-- DATA TO PROCESS follows --

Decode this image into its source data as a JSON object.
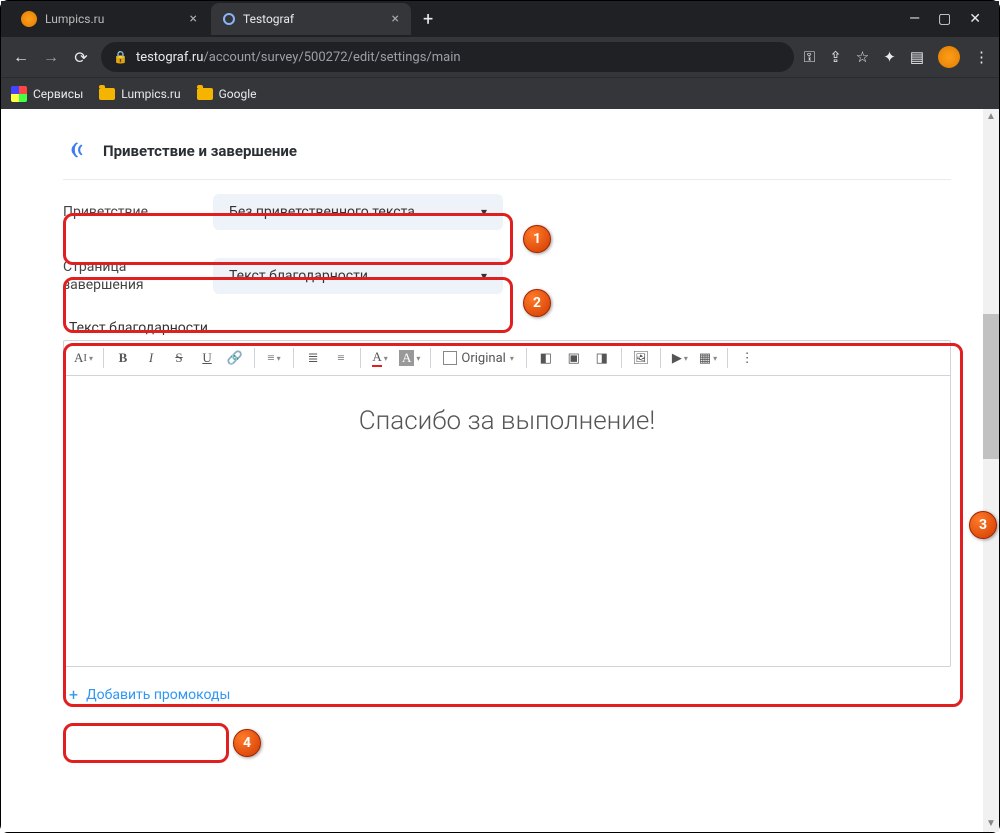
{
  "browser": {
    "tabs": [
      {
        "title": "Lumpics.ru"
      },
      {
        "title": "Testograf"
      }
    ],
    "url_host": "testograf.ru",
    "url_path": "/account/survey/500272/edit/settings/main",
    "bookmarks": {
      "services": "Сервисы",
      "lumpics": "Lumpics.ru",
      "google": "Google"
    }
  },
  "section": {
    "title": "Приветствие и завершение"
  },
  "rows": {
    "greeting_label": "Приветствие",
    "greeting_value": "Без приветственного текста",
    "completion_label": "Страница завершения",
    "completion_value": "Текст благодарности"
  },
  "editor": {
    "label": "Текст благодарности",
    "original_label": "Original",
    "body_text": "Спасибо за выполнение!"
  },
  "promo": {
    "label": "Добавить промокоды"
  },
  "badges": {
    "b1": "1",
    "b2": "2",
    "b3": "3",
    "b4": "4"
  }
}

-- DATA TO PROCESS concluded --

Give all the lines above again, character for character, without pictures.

Decode this image into its source data as a JSON object.
{
  "browser": {
    "tabs": [
      {
        "title": "Lumpics.ru"
      },
      {
        "title": "Testograf"
      }
    ],
    "url_host": "testograf.ru",
    "url_path": "/account/survey/500272/edit/settings/main",
    "bookmarks": {
      "services": "Сервисы",
      "lumpics": "Lumpics.ru",
      "google": "Google"
    }
  },
  "section": {
    "title": "Приветствие и завершение"
  },
  "rows": {
    "greeting_label": "Приветствие",
    "greeting_value": "Без приветственного текста",
    "completion_label": "Страница завершения",
    "completion_value": "Текст благодарности"
  },
  "editor": {
    "label": "Текст благодарности",
    "original_label": "Original",
    "body_text": "Спасибо за выполнение!"
  },
  "promo": {
    "label": "Добавить промокоды"
  },
  "badges": {
    "b1": "1",
    "b2": "2",
    "b3": "3",
    "b4": "4"
  }
}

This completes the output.